But endured I did, I breathed in fresh clean train fumes when I stumbled out from that trip.  Fortunately I didn't have to take a bus anywhere.  Buses are even more of a "least favourite" for me.  One either has to sit squashed next to blank looking mothers with their screeching children, or stand in the aisle, and endure occasionally bumping into another passenger in a very uncomfortable way.  Not only is the journey car sickening, one still has to wait for wasted minutes hanging around bus stop on the sides of roads.  In the rain, sometimes even the snow.  Oh what fun.
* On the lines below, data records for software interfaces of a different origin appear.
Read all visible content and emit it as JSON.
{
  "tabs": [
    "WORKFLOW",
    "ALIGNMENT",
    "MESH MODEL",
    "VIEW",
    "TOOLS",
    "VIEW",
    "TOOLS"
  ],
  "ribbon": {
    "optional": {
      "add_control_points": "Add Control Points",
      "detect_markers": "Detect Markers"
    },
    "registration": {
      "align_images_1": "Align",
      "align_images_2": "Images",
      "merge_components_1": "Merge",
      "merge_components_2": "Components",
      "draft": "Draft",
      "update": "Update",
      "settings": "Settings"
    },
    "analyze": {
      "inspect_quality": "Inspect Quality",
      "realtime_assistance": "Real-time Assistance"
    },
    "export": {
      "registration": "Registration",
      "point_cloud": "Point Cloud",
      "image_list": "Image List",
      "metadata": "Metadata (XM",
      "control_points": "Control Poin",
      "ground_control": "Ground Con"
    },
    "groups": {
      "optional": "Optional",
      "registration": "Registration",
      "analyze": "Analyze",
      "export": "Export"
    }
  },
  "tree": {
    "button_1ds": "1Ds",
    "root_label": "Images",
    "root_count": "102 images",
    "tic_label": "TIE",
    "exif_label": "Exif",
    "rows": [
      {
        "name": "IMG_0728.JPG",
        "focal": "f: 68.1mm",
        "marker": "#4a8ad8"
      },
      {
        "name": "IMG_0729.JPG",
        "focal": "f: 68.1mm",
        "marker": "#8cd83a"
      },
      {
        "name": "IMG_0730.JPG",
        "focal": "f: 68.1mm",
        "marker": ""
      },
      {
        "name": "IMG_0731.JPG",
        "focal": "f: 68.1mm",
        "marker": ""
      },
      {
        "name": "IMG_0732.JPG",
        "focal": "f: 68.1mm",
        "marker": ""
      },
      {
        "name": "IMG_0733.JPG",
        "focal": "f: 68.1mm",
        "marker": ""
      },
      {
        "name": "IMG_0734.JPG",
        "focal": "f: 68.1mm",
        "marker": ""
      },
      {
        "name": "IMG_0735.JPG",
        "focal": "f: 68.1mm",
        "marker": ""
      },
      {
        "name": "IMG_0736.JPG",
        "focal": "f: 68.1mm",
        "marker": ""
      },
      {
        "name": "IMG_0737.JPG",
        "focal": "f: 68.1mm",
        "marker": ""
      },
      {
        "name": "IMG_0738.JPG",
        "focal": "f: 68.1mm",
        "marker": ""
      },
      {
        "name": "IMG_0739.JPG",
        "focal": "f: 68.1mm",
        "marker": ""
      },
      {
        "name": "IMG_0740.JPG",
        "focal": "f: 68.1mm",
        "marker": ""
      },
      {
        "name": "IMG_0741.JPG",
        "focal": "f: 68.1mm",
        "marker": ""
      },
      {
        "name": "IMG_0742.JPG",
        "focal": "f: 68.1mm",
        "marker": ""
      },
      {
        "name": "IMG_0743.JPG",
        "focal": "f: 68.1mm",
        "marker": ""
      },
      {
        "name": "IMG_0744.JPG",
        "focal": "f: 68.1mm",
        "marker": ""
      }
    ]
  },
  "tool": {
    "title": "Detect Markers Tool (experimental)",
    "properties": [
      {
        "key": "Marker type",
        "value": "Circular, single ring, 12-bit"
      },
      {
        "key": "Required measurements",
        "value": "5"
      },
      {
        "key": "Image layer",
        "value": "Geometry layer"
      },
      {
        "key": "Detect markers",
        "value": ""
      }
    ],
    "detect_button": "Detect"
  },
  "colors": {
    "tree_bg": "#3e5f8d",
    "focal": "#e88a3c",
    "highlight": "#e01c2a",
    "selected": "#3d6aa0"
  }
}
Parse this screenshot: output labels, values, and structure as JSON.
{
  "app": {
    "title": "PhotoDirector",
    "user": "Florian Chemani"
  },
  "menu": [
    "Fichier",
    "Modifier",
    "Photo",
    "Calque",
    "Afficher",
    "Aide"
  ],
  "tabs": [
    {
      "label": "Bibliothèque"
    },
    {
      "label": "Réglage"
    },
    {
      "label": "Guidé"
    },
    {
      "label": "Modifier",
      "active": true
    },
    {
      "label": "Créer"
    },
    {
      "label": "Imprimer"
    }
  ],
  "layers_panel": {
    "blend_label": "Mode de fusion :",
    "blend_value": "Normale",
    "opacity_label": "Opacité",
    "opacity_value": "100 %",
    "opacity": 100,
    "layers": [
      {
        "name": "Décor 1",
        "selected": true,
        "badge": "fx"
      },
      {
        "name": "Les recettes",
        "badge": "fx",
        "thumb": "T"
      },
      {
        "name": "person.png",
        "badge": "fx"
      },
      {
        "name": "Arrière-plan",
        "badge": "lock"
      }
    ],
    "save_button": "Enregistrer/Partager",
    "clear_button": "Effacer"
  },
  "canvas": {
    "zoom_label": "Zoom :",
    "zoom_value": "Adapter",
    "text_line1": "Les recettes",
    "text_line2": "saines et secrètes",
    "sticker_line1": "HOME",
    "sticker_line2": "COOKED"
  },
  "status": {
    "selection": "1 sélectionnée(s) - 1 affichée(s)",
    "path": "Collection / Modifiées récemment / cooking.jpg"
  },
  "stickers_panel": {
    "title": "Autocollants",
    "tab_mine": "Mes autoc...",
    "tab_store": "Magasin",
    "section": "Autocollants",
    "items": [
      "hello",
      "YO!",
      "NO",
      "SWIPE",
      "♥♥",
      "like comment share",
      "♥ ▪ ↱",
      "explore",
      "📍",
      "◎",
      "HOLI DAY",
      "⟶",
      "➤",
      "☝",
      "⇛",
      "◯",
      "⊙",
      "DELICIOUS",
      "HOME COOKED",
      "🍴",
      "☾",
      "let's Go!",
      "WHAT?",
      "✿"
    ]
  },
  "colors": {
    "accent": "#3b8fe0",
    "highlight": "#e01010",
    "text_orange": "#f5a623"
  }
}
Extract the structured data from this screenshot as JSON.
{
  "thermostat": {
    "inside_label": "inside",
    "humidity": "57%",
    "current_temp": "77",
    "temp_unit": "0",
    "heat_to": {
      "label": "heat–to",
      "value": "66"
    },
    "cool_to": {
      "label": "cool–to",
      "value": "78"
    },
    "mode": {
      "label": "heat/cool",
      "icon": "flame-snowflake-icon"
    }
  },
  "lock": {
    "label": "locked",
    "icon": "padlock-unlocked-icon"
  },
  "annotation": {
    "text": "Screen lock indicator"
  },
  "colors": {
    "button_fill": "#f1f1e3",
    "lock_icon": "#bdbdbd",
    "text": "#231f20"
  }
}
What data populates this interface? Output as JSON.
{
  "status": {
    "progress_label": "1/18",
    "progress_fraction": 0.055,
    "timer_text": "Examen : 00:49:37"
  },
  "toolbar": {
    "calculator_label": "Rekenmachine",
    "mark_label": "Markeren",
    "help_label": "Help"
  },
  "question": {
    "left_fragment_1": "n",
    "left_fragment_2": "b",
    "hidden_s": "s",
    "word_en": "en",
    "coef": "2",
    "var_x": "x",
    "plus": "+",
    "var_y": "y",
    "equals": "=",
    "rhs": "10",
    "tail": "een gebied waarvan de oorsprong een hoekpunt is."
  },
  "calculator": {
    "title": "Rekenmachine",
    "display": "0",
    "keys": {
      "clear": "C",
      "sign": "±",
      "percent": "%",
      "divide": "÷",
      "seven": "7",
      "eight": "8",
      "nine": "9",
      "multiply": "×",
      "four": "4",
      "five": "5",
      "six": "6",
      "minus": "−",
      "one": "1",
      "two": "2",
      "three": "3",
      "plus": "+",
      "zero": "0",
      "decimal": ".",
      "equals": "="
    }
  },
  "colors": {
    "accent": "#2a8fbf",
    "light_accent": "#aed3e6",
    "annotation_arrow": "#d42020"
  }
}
My worst bus journey was a late night trip back from work.  I somehow managed to find myself seated in front of a very inebriated old man.  He was sitting right forward, so that he was almost breathing down the back of my neck, leaving me to crane awkwardly forward without looking too obvious.  Then he kept tapping me on the shoulder, I tried my best to ignore him, but he was relentless.  I turned around slightly with what I hoped was an unimpressed look on my face, he wanted to know what the time was.  First off, my watch was beneath many layers of sleeves and gloves, and second off, his watch was winking at me from his wrist.  I gave him a vague answer and turned away, twisting myself even further away (and no I couldn't have moved, the bus was full... of drunk old men).  It was then that my ipod decided to give up, so now I was stuck with no way to ignore him.  He was still tapping my shoulder.  I stubbornly kept my earphones in, leaned forward, and spent a very uncomfortable, very car sick hour back home.

Another incident occurred on my way to college.  I was sitting near the front, on one of the fold down seats, and sitting across from me was a chavvy man with his child bride and bratty children.  Not to be rude or anything.  As the bus lurched to the side, this man fell forwards, right towards me.  I'm not sure who was more surprised, him or me, when he grabbed my leg in an attempt to stop falling.  I thought my eyes were going to pop out of my head, and I watched him apologize silently for a second before I realized I couldn't hear anything with my earphones in.  I simply did a somewhat scared smile and turned away to stare out the window, which incidentally was also very uncomfortable, what with the window being directly behind me.

So, with those journeys being the cherry on top of my dislike for public transport, my reasoning for not wanting to take the Gautrain is, I think, perfectly sound.  On to the airport, on to the plane.  Oh my, don't even get me started on flights.


1 comment:

  1. I love train journeys into London or down to Brighton or to Chichester - maybe because of the excitement of the destination. But I enjoy sitting and watching the countryside dashing past the windows. It is more enjoyable if you have someone to travel with...

    I do see your point of view - if you do it everyday to get to work or college - that it might become less fun...

    The Gautrain was just another tube ride for me, and not so exciting because I was leaving my little family behind.

    Here's hoping that you and I have some happy [train] journeys together.